═════ Entries shown
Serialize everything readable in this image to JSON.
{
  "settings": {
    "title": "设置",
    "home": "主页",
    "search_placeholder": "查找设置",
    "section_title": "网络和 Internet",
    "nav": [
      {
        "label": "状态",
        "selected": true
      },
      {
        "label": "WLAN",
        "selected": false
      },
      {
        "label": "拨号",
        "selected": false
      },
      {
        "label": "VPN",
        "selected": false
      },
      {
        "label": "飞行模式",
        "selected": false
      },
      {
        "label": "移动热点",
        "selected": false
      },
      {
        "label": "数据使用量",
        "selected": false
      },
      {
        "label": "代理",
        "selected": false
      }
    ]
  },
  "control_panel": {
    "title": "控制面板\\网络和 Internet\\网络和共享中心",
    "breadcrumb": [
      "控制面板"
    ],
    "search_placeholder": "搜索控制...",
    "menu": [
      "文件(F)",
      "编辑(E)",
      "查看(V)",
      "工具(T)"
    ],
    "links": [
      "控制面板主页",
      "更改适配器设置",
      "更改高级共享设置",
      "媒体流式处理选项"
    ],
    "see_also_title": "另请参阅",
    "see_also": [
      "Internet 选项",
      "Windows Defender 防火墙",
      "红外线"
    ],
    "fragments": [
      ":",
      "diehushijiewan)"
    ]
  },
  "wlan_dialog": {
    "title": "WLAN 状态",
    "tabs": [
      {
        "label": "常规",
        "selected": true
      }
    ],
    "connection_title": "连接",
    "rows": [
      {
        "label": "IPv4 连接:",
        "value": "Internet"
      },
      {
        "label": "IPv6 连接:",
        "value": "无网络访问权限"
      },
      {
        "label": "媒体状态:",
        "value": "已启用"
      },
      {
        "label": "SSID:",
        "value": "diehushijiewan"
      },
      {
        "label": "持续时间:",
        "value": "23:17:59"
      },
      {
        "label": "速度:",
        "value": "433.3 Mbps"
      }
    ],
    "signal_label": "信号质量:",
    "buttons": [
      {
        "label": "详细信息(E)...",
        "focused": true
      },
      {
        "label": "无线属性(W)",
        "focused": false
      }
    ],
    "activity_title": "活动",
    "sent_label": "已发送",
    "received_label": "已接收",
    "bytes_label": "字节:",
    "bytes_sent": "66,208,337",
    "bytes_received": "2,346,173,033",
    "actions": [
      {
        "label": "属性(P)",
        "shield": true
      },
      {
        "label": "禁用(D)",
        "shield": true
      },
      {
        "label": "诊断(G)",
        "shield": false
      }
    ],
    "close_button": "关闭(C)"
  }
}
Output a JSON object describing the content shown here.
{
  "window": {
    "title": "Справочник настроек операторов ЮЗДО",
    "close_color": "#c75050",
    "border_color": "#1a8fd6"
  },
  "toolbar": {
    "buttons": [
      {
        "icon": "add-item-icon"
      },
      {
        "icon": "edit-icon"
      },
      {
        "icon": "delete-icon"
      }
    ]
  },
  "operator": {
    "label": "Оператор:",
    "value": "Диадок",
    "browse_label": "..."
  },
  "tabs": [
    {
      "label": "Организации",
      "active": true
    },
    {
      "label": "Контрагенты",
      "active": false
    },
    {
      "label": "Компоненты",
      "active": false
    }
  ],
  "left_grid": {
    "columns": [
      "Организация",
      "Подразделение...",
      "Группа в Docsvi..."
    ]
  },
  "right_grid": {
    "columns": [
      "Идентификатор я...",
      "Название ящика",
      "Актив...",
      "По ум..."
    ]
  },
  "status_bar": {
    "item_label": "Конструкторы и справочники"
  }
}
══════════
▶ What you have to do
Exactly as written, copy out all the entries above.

▶ Exercise result
Serialize everything readable in this image to JSON.
{
  "settings": {
    "title": "设置",
    "home": "主页",
    "search_placeholder": "查找设置",
    "section_title": "网络和 Internet",
    "nav": [
      {
        "label": "状态",
        "selected": true
      },
      {
        "label": "WLAN",
        "selected": false
      },
      {
        "label": "拨号",
        "selected": false
      },
      {
        "label": "VPN",
        "selected": false
      },
      {
        "label": "飞行模式",
        "selected": false
      },
      {
        "label": "移动热点",
        "selected": false
      },
      {
        "label": "数据使用量",
        "selected": false
      },
      {
        "label": "代理",
        "selected": false
      }
    ]
  },
  "control_panel": {
    "title": "控制面板\\网络和 Internet\\网络和共享中心",
    "breadcrumb": [
      "控制面板"
    ],
    "search_placeholder": "搜索控制...",
    "menu": [
      "文件(F)",
      "编辑(E)",
      "查看(V)",
      "工具(T)"
    ],
    "links": [
      "控制面板主页",
      "更改适配器设置",
      "更改高级共享设置",
      "媒体流式处理选项"
    ],
    "see_also_title": "另请参阅",
    "see_also": [
      "Internet 选项",
      "Windows Defender 防火墙",
      "红外线"
    ],
    "fragments": [
      ":",
      "diehushijiewan)"
    ]
  },
  "wlan_dialog": {
    "title": "WLAN 状态",
    "tabs": [
      {
        "label": "常规",
        "selected": true
      }
    ],
    "connection_title": "连接",
    "rows": [
      {
        "label": "IPv4 连接:",
        "value": "Internet"
      },
      {
        "label": "IPv6 连接:",
        "value": "无网络访问权限"
      },
      {
        "label": "媒体状态:",
        "value": "已启用"
      },
      {
        "label": "SSID:",
        "value": "diehushijiewan"
      },
      {
        "label": "持续时间:",
        "value": "23:17:59"
      },
      {
        "label": "速度:",
        "value": "433.3 Mbps"
      }
    ],
    "signal_label": "信号质量:",
    "buttons": [
      {
        "label": "详细信息(E)...",
        "focused": true
      },
      {
        "label": "无线属性(W)",
        "focused": false
      }
    ],
    "activity_title": "活动",
    "sent_label": "已发送",
    "received_label": "已接收",
    "bytes_label": "字节:",
    "bytes_sent": "66,208,337",
    "bytes_received": "2,346,173,033",
    "actions": [
      {
        "label": "属性(P)",
        "shield": true
      },
      {
        "label": "禁用(D)",
        "shield": true
      },
      {
        "label": "诊断(G)",
        "shield": false
      }
    ],
    "close_button": "关闭(C)"
  }
}
Output a JSON object describing the content shown here.
{
  "window": {
    "title": "Справочник настроек операторов ЮЗДО",
    "close_color": "#c75050",
    "border_color": "#1a8fd6"
  },
  "toolbar": {
    "buttons": [
      {
        "icon": "add-item-icon"
      },
      {
        "icon": "edit-icon"
      },
      {
        "icon": "delete-icon"
      }
    ]
  },
  "operator": {
    "label": "Оператор:",
    "value": "Диадок",
    "browse_label": "..."
  },
  "tabs": [
    {
      "label": "Организации",
      "active": true
    },
    {
      "label": "Контрагенты",
      "active": false
    },
    {
      "label": "Компоненты",
      "active": false
    }
  ],
  "left_grid": {
    "columns": [
      "Организация",
      "Подразделение...",
      "Группа в Docsvi..."
    ]
  },
  "right_grid": {
    "columns": [
      "Идентификатор я...",
      "Название ящика",
      "Актив...",
      "По ум..."
    ]
  },
  "status_bar": {
    "item_label": "Конструкторы и справочники"
  }
}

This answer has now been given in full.